Material to process below:

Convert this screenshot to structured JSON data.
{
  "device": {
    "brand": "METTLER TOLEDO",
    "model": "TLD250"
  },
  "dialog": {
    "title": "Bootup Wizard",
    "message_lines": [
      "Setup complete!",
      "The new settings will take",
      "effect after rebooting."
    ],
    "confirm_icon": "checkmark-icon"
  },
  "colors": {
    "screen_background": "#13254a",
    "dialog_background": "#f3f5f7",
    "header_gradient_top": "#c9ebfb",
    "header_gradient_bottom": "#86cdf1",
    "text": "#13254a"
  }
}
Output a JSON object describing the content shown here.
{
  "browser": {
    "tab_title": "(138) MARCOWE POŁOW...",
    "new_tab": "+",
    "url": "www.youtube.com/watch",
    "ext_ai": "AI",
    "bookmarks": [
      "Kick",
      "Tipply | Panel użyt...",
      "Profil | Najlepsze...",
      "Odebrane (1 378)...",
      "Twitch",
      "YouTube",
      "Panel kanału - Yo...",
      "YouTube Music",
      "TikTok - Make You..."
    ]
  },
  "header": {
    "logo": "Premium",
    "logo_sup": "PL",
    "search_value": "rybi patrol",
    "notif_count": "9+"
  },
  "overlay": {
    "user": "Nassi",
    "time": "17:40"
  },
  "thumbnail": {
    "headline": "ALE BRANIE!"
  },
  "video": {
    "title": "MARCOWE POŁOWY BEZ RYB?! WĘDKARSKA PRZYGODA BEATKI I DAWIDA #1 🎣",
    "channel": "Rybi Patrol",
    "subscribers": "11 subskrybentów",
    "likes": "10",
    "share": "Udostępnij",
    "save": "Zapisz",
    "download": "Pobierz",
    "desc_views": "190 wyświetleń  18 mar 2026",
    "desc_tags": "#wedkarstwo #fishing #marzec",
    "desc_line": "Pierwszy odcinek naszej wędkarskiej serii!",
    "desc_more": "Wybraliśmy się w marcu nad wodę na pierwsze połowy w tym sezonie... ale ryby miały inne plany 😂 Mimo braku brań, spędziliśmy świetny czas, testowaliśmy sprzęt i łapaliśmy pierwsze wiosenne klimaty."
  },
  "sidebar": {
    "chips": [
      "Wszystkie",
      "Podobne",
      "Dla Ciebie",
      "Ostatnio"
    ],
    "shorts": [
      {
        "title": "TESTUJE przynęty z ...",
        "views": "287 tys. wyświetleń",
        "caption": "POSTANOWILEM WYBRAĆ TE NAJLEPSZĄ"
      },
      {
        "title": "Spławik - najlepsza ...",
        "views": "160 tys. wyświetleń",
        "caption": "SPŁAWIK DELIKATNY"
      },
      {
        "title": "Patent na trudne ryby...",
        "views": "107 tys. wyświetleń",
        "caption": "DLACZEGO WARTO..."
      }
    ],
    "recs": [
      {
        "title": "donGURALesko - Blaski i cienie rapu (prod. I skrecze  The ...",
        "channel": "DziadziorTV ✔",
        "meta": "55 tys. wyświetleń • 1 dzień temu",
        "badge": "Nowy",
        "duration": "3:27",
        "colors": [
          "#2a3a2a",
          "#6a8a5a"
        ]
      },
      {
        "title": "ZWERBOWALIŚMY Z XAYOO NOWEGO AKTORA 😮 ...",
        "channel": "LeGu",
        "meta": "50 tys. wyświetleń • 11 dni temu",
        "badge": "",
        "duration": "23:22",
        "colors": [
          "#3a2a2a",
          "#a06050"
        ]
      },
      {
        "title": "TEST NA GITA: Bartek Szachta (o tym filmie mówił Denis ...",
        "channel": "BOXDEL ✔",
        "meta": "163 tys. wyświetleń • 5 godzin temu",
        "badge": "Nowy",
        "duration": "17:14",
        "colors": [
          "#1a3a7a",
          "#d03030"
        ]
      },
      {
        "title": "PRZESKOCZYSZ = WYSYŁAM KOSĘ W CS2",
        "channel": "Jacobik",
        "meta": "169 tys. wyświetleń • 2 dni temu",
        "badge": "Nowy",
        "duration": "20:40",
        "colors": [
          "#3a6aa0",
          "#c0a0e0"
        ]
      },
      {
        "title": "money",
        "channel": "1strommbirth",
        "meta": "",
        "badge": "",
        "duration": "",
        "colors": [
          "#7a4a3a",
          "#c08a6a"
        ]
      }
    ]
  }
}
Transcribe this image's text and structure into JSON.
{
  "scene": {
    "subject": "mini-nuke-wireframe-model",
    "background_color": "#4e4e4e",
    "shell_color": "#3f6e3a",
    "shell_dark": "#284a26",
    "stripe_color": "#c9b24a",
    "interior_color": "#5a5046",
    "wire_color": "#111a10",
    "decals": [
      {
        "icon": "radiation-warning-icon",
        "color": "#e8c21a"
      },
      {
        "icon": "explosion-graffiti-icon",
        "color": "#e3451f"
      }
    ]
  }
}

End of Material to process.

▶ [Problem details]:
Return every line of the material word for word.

▶ [Exercise response]:
Convert this screenshot to structured JSON data.
{
  "device": {
    "brand": "METTLER TOLEDO",
    "model": "TLD250"
  },
  "dialog": {
    "title": "Bootup Wizard",
    "message_lines": [
      "Setup complete!",
      "The new settings will take",
      "effect after rebooting."
    ],
    "confirm_icon": "checkmark-icon"
  },
  "colors": {
    "screen_background": "#13254a",
    "dialog_background": "#f3f5f7",
    "header_gradient_top": "#c9ebfb",
    "header_gradient_bottom": "#86cdf1",
    "text": "#13254a"
  }
}
Output a JSON object describing the content shown here.
{
  "browser": {
    "tab_title": "(138) MARCOWE POŁOW...",
    "new_tab": "+",
    "url": "www.youtube.com/watch",
    "ext_ai": "AI",
    "bookmarks": [
      "Kick",
      "Tipply | Panel użyt...",
      "Profil | Najlepsze...",
      "Odebrane (1 378)...",
      "Twitch",
      "YouTube",
      "Panel kanału - Yo...",
      "YouTube Music",
      "TikTok - Make You..."
    ]
  },
  "header": {
    "logo": "Premium",
    "logo_sup": "PL",
    "search_value": "rybi patrol",
    "notif_count": "9+"
  },
  "overlay": {
    "user": "Nassi",
    "time": "17:40"
  },
  "thumbnail": {
    "headline": "ALE BRANIE!"
  },
  "video": {
    "title": "MARCOWE POŁOWY BEZ RYB?! WĘDKARSKA PRZYGODA BEATKI I DAWIDA #1 🎣",
    "channel": "Rybi Patrol",
    "subscribers": "11 subskrybentów",
    "likes": "10",
    "share": "Udostępnij",
    "save": "Zapisz",
    "download": "Pobierz",
    "desc_views": "190 wyświetleń  18 mar 2026",
    "desc_tags": "#wedkarstwo #fishing #marzec",
    "desc_line": "Pierwszy odcinek naszej wędkarskiej serii!",
    "desc_more": "Wybraliśmy się w marcu nad wodę na pierwsze połowy w tym sezonie... ale ryby miały inne plany 😂 Mimo braku brań, spędziliśmy świetny czas, testowaliśmy sprzęt i łapaliśmy pierwsze wiosenne klimaty."
  },
  "sidebar": {
    "chips": [
      "Wszystkie",
      "Podobne",
      "Dla Ciebie",
      "Ostatnio"
    ],
    "shorts": [
      {
        "title": "TESTUJE przynęty z ...",
        "views": "287 tys. wyświetleń",
        "caption": "POSTANOWILEM WYBRAĆ TE NAJLEPSZĄ"
      },
      {
        "title": "Spławik - najlepsza ...",
        "views": "160 tys. wyświetleń",
        "caption": "SPŁAWIK DELIKATNY"
      },
      {
        "title": "Patent na trudne ryby...",
        "views": "107 tys. wyświetleń",
        "caption": "DLACZEGO WARTO..."
      }
    ],
    "recs": [
      {
        "title": "donGURALesko - Blaski i cienie rapu (prod. I skrecze  The ...",
        "channel": "DziadziorTV ✔",
        "meta": "55 tys. wyświetleń • 1 dzień temu",
        "badge": "Nowy",
        "duration": "3:27",
        "colors": [
          "#2a3a2a",
          "#6a8a5a"
        ]
      },
      {
        "title": "ZWERBOWALIŚMY Z XAYOO NOWEGO AKTORA 😮 ...",
        "channel": "LeGu",
        "meta": "50 tys. wyświetleń • 11 dni temu",
        "badge": "",
        "duration": "23:22",
        "colors": [
          "#3a2a2a",
          "#a06050"
        ]
      },
      {
        "title": "TEST NA GITA: Bartek Szachta (o tym filmie mówił Denis ...",
        "channel": "BOXDEL ✔",
        "meta": "163 tys. wyświetleń • 5 godzin temu",
        "badge": "Nowy",
        "duration": "17:14",
        "colors": [
          "#1a3a7a",
          "#d03030"
        ]
      },
      {
        "title": "PRZESKOCZYSZ = WYSYŁAM KOSĘ W CS2",
        "channel": "Jacobik",
        "meta": "169 tys. wyświetleń • 2 dni temu",
        "badge": "Nowy",
        "duration": "20:40",
        "colors": [
          "#3a6aa0",
          "#c0a0e0"
        ]
      },
      {
        "title": "money",
        "channel": "1strommbirth",
        "meta": "",
        "badge": "",
        "duration": "",
        "colors": [
          "#7a4a3a",
          "#c08a6a"
        ]
      }
    ]
  }
}
Transcribe this image's text and structure into JSON.
{
  "scene": {
    "subject": "mini-nuke-wireframe-model",
    "background_color": "#4e4e4e",
    "shell_color": "#3f6e3a",
    "shell_dark": "#284a26",
    "stripe_color": "#c9b24a",
    "interior_color": "#5a5046",
    "wire_color": "#111a10",
    "decals": [
      {
        "icon": "radiation-warning-icon",
        "color": "#e8c21a"
      },
      {
        "icon": "explosion-graffiti-icon",
        "color": "#e3451f"
      }
    ]
  }
}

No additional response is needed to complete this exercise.